Wafia: Personally, I know enough production to make a song. I’ve started songs by myself before. I know that I’m not good enough to produce out the full song, so it works really great on a demo level because I just want to get the ideas out as quickly as possible. I think there’s something beautiful in taking something to someone and saying, “hey, I can’t do this and I need your help to finish it.” I think it definitely keep me humble, because I like collaborating with people. I love getting to know people and knowing about their stories. I’m a woman of color, so it’s important for me to work with people of color, above all, more than anything else. That, to me, is a priority. If I bring this song to this particular person, it means I get to sit across the table from them for a few hours and get to know them and their life story. That, to me, is more of a personal gain than finishing a song by myself. You get to share the experience of writing a song with other people, and I feel like that’s more rewarding for me.
Alyssa: The more people you have working on one piece of music, the more diverse identities are going to be represented, especially when you’re performing live. Let’s talk a little bit about your live performance. How would you describe your personal aesthetic? Does your music ever influence the way you dress, or does the way you dress influence your music?
Wafia: For me, it’s always about comfort. I will always pick a piece based on comfort and make sure that I can sit and move around in it on stage. I’m not really a big dancer – I choose to just be in the moment and sing it. I think of where I was when I first wrote the song, and try to connect with the crowd as much as possible that way. I’m not a grandiose sort of performer. I think that reflects in my style of clothing. I like things that are really detail-oriented, like lots of embroidery, but it’s kind of hidden – it’s not always the first thing you see about that piece. I really like nice fabrics because, again, comfort. I want to be able to touch it and feel like it feels good on me. I think that’s what it comes down to in terms of my style. If I don’t have to be on stage, I’m not wearing any makeup, I’m not wearing any fancy clothes, I’m just in jeans and my favorite shirt that week, and Vans. It’s super casual for me, because when I have to be on, it’s a lot of work involved, and I just don’t enjoy doing that.
Alyssa: It seems like your style really reflects your music. Your live shows seem chill, really focused on the music and not as much on the performance. Your style really lets the music speak for itself – it doesn’t detract from your performance in any way.
Wafia: Yeah, I think that’s exactly right. For me, the song is king. I wouldn’t be here if I didn’t have that experience that I wrote about that day – maybe that brought me here. The song is the thing that matters all of the time. If you strip it away and I sing it at a piano, is it still a good song? I feel like that’s how I feel. If you strip me away, could I still sing a song to you? Yes [laughs]. I’m not a great show-woman, I just like to sing.
Alyssa: I think that says a lot about your sense of self, too. You’re confident just being a person who sings and performs honestly and truthfully. Are there any musicians that you look to for style cues that don’t generally influence your own music? Someone that works in a different genre, or not even musicians?
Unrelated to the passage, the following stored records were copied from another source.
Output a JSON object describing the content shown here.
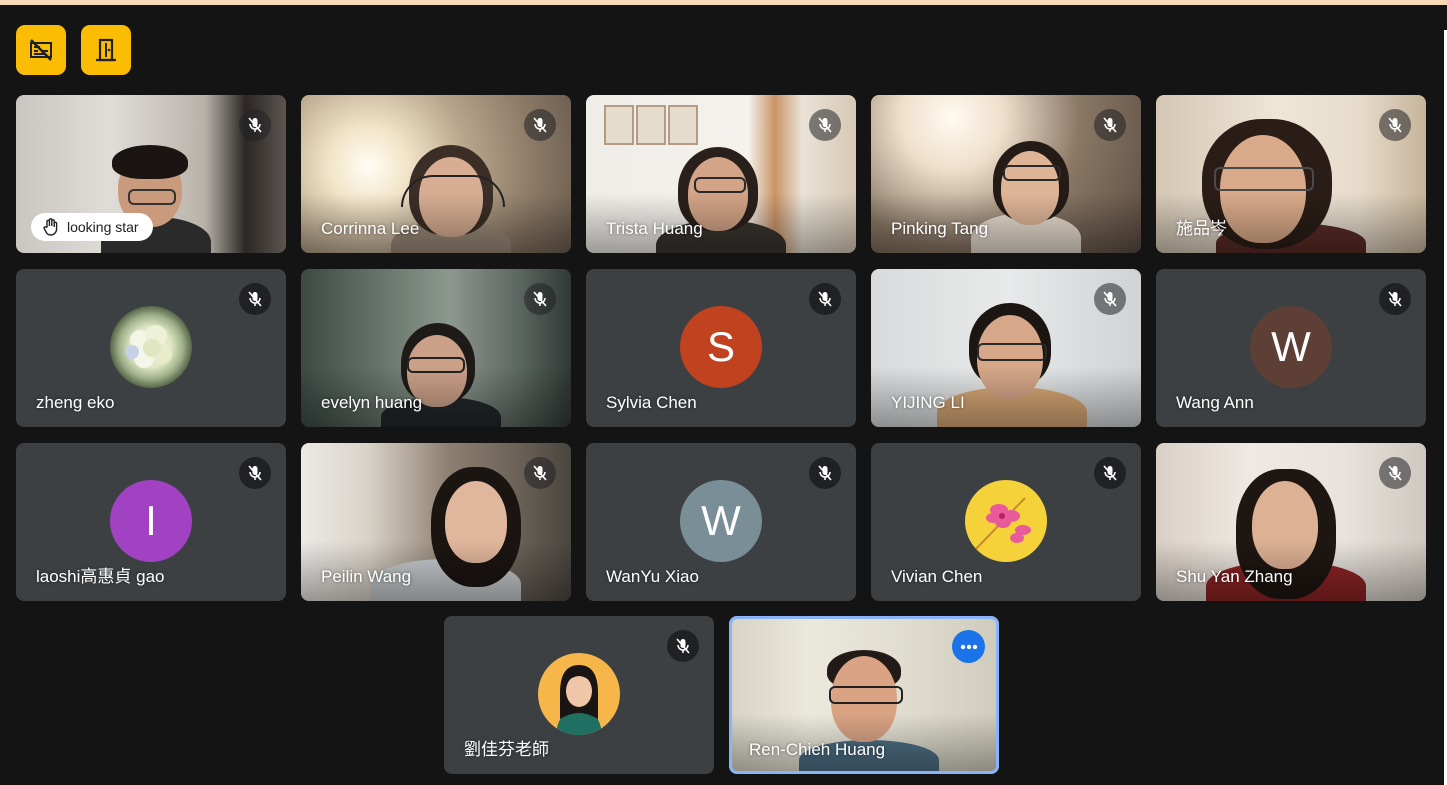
{
  "toolbar": {
    "buttons": [
      {
        "icon": "video-grid-off-icon",
        "color": "#fbbc04"
      },
      {
        "icon": "exit-door-icon",
        "color": "#fbbc04"
      }
    ]
  },
  "participants": [
    {
      "name": "",
      "raised_hand_label": "looking star",
      "muted": true,
      "video": true
    },
    {
      "name": "Corrinna Lee",
      "muted": true,
      "video": true
    },
    {
      "name": "Trista Huang",
      "muted": true,
      "video": true
    },
    {
      "name": "Pinking Tang",
      "muted": true,
      "video": true
    },
    {
      "name": "施品岑",
      "muted": true,
      "video": true
    },
    {
      "name": "zheng eko",
      "muted": true,
      "video": false,
      "avatar": "hydrangea-photo"
    },
    {
      "name": "evelyn huang",
      "muted": true,
      "video": true
    },
    {
      "name": "Sylvia Chen",
      "muted": true,
      "video": false,
      "initial": "S",
      "avatar_color": "#c1421f"
    },
    {
      "name": "YIJING LI",
      "muted": true,
      "video": true
    },
    {
      "name": "Wang Ann",
      "muted": true,
      "video": false,
      "initial": "W",
      "avatar_color": "#5d3f36"
    },
    {
      "name": "laoshi高惠貞 gao",
      "muted": true,
      "video": false,
      "initial": "I",
      "avatar_color": "#a142c2"
    },
    {
      "name": "Peilin Wang",
      "muted": true,
      "video": true
    },
    {
      "name": "WanYu Xiao",
      "muted": true,
      "video": false,
      "initial": "W",
      "avatar_color": "#7a8e98"
    },
    {
      "name": "Vivian Chen",
      "muted": true,
      "video": false,
      "avatar": "flower-illustration"
    },
    {
      "name": "Shu Yan Zhang",
      "muted": true,
      "video": true
    },
    {
      "name": "劉佳芬老師",
      "muted": true,
      "video": false,
      "avatar": "portrait-photo"
    },
    {
      "name": "Ren-Chieh Huang",
      "muted": false,
      "video": true,
      "self": true
    }
  ]
}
Wafia: The obvious is Rihanna. What she exudes in her style in confidence. She’s just killing it. She’s always been killing it. That is the most powerful thing I think you have as a woman: being really unapologetic, and not shying away from the space that you occupy. Just be like, “this is me, this is where I am, everything else is whatever.” I really admire her for that. And then Zendaya. She dresses so well. Her stylist – I follow him on Instagram – he’s genius. They’re so good together. She does every look really well.
Alyssa: She is so cool.
Wafia: When she wore her hair in dreads [at the Oscars in 2015]… Again, so unapologetic, confident, and incredible.
Interview by Alyssa Gengos
Photograph courtesy of Wafia